▼

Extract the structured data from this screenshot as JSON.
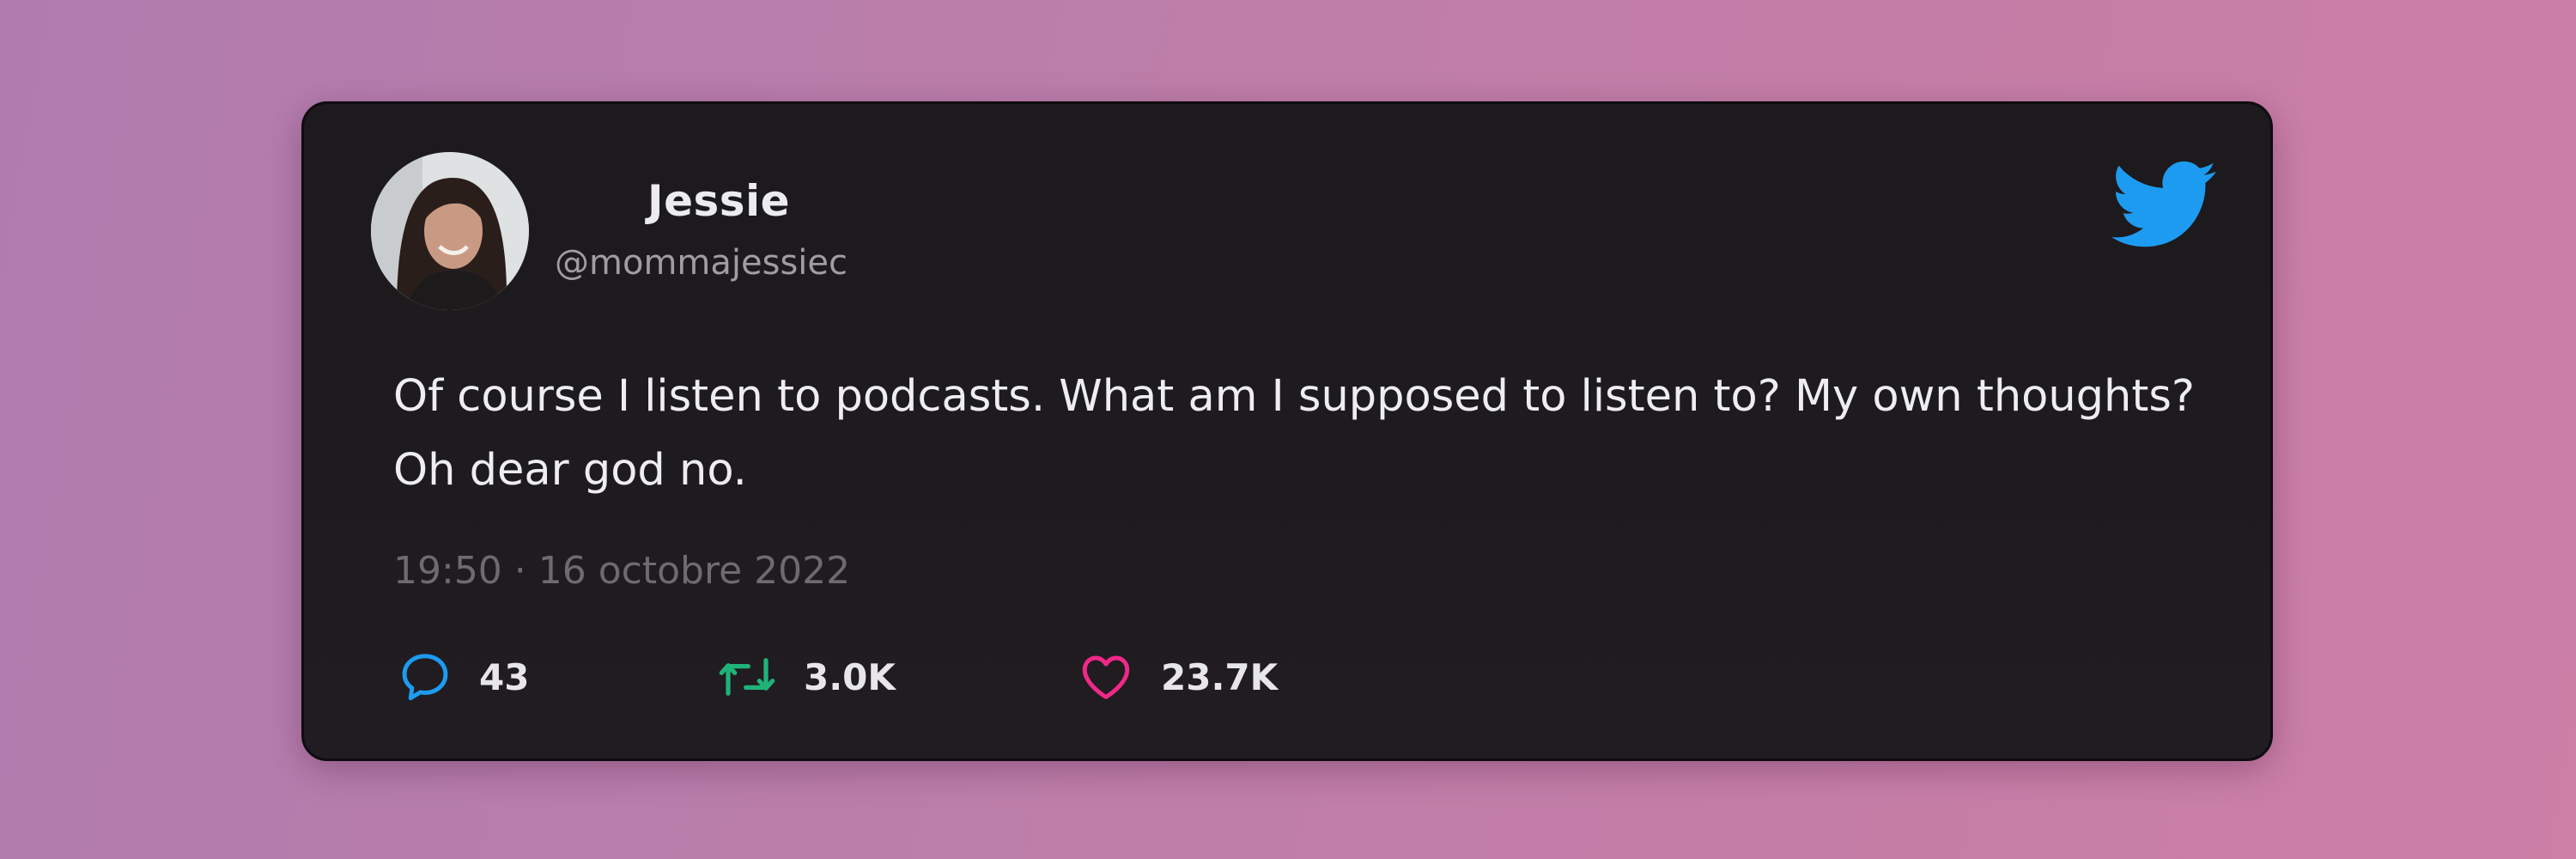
{
  "tweet": {
    "author": {
      "display_name": "Jessie",
      "handle": "@mommajessiec",
      "avatar_icon": "profile-photo"
    },
    "brand_icon": "twitter-bird-icon",
    "brand_color": "#1d9bf0",
    "text": "Of course I listen to podcasts. What am I supposed to listen to? My own thoughts? Oh dear god no.",
    "timestamp": "19:50 · 16 octobre 2022",
    "stats": {
      "replies": {
        "icon": "reply-bubble-icon",
        "count": "43",
        "color": "#1d9bf0"
      },
      "retweets": {
        "icon": "retweet-icon",
        "count": "3.0K",
        "color": "#1fb37a"
      },
      "likes": {
        "icon": "heart-icon",
        "count": "23.7K",
        "color": "#f0288a"
      }
    }
  },
  "colors": {
    "background_start": "#b07cae",
    "background_end": "#cd7fa6",
    "card_background": "#1e1b1f",
    "text_primary": "#eeedf0",
    "text_secondary": "#9f9ca3",
    "timestamp": "#6d6a71"
  }
}
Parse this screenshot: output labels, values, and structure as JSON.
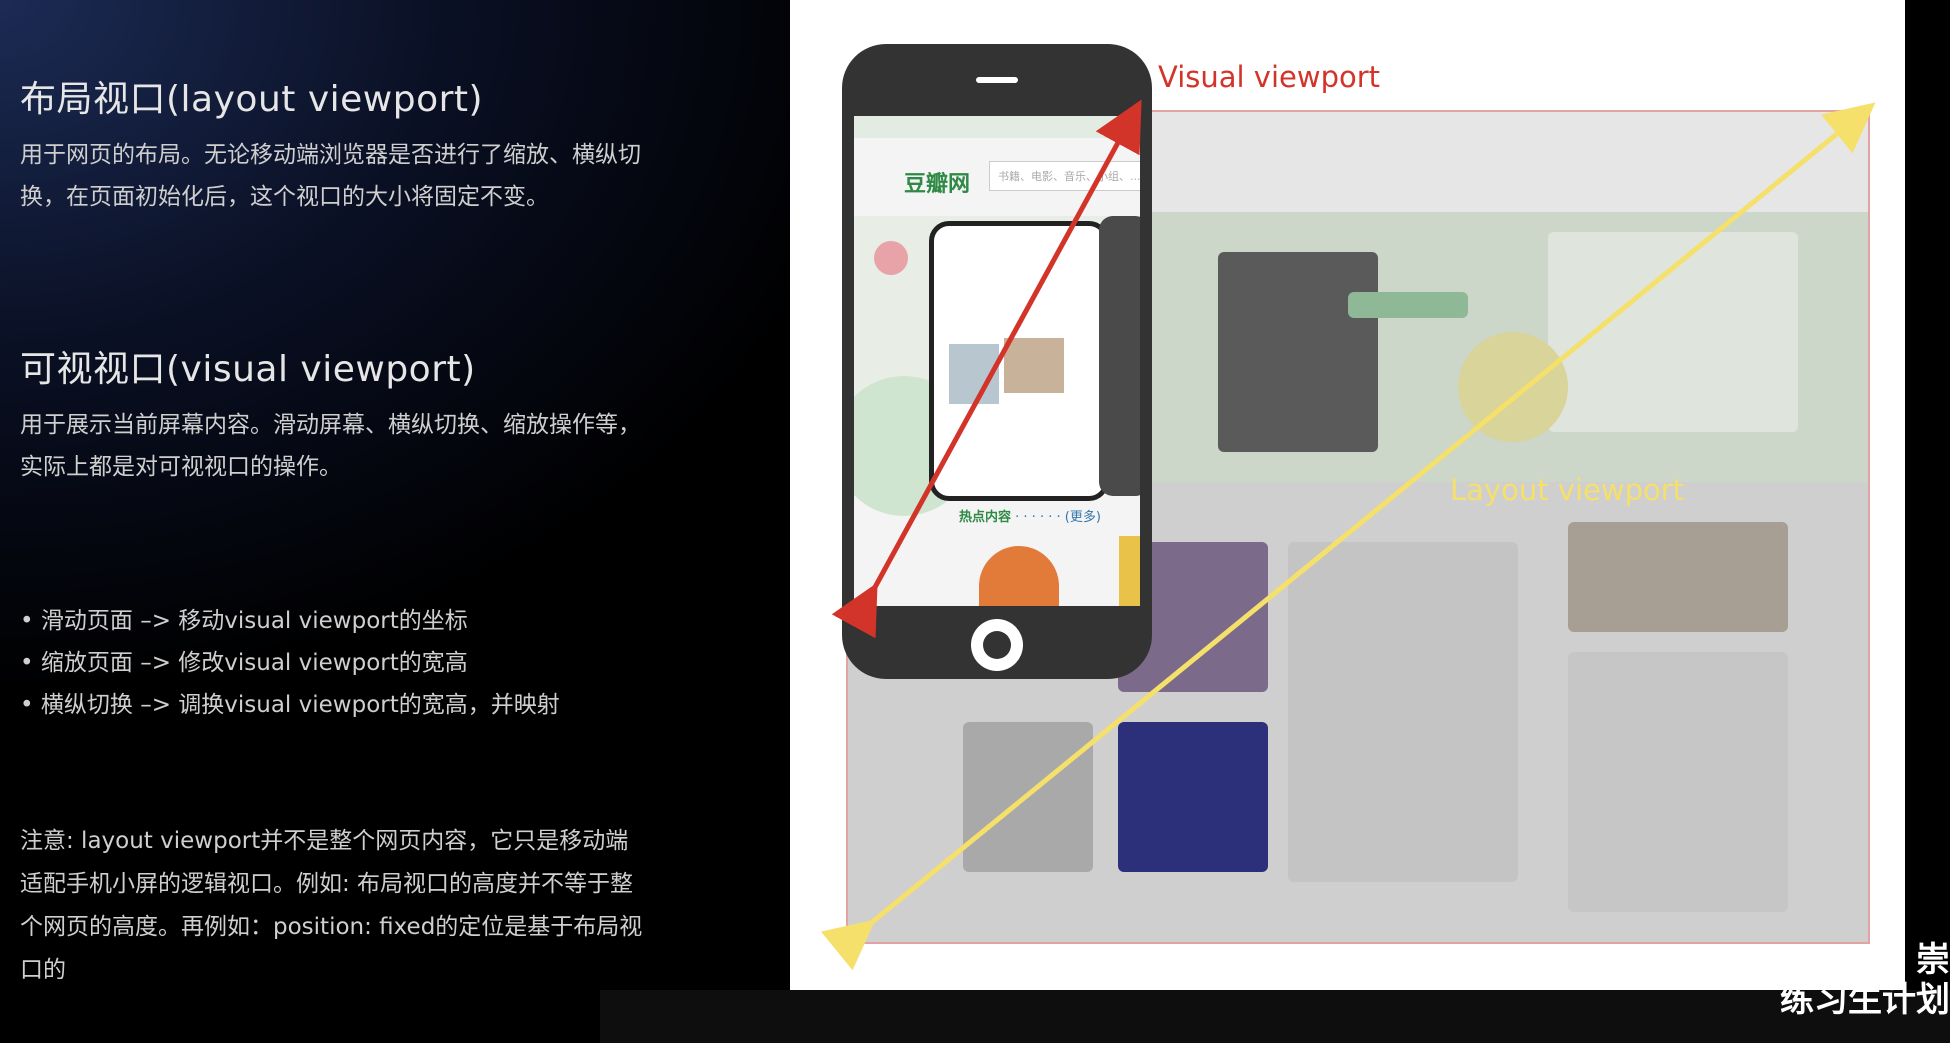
{
  "section1": {
    "heading": "布局视口(layout viewport)",
    "body": "用于网页的布局。无论移动端浏览器是否进行了缩放、横纵切换，在页面初始化后，这个视口的大小将固定不变。"
  },
  "section2": {
    "heading": "可视视口(visual viewport)",
    "body": "用于展示当前屏幕内容。滑动屏幕、横纵切换、缩放操作等，实际上都是对可视视口的操作。"
  },
  "bullets": [
    "• 滑动页面 –> 移动visual viewport的坐标",
    "• 缩放页面 –> 修改visual viewport的宽高",
    "• 横纵切换 –> 调换visual viewport的宽高，并映射"
  ],
  "note": "注意: layout viewport并不是整个网页内容，它只是移动端适配手机小屏的逻辑视口。例如: 布局视口的高度并不等于整个网页的高度。再例如：position: fixed的定位是基于布局视口的",
  "diagram": {
    "visual_label": "Visual viewport",
    "layout_label": "Layout viewport",
    "site_logo": "豆瓣网",
    "search_placeholder": "书籍、电影、音乐、小组、...",
    "hot_label": "热点内容",
    "hot_more": "· · · · · · (更多)",
    "colors": {
      "visual": "#d2342a",
      "layout": "#f4e06a"
    }
  },
  "watermark": [
    "崇",
    "练习生计划"
  ]
}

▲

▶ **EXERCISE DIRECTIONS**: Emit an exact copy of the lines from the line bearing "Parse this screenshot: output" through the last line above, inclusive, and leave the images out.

▶ **OUTPUT BELOW**:
Parse this screenshot: output labels, values, and structure as JSON.
{
  "section1": {
    "heading": "布局视口(layout viewport)",
    "body": "用于网页的布局。无论移动端浏览器是否进行了缩放、横纵切换，在页面初始化后，这个视口的大小将固定不变。"
  },
  "section2": {
    "heading": "可视视口(visual viewport)",
    "body": "用于展示当前屏幕内容。滑动屏幕、横纵切换、缩放操作等，实际上都是对可视视口的操作。"
  },
  "bullets": [
    "• 滑动页面 –> 移动visual viewport的坐标",
    "• 缩放页面 –> 修改visual viewport的宽高",
    "• 横纵切换 –> 调换visual viewport的宽高，并映射"
  ],
  "note": "注意: layout viewport并不是整个网页内容，它只是移动端适配手机小屏的逻辑视口。例如: 布局视口的高度并不等于整个网页的高度。再例如：position: fixed的定位是基于布局视口的",
  "diagram": {
    "visual_label": "Visual viewport",
    "layout_label": "Layout viewport",
    "site_logo": "豆瓣网",
    "search_placeholder": "书籍、电影、音乐、小组、...",
    "hot_label": "热点内容",
    "hot_more": "· · · · · · (更多)",
    "colors": {
      "visual": "#d2342a",
      "layout": "#f4e06a"
    }
  },
  "watermark": [
    "崇",
    "练习生计划"
  ]
}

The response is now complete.